### WHAT THIS TASK INVOLVES
From the entries below, pull out each line where "niet" appears.

### WORKING DATA
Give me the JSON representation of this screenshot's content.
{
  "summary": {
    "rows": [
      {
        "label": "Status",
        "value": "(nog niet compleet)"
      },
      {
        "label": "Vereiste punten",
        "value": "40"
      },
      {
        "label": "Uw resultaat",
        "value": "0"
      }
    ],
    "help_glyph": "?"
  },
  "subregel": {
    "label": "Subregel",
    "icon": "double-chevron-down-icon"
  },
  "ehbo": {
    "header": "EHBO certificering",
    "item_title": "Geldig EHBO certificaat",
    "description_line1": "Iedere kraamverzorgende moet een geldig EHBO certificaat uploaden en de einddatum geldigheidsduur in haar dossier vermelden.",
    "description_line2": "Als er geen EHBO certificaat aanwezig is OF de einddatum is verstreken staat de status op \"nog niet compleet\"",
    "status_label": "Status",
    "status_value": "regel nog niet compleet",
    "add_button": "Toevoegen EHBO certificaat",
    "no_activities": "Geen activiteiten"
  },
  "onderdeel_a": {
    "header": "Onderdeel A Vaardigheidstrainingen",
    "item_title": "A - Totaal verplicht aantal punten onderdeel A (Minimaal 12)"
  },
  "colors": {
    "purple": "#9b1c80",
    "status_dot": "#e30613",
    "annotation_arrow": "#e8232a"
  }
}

### TASK RESULT
        "value": "(nog niet compleet)"
    "description_line2": "Als er geen EHBO certificaat aanwezig is OF de einddatum is verstreken staat de status op \"nog niet compleet\"",
    "status_value": "regel nog niet compleet",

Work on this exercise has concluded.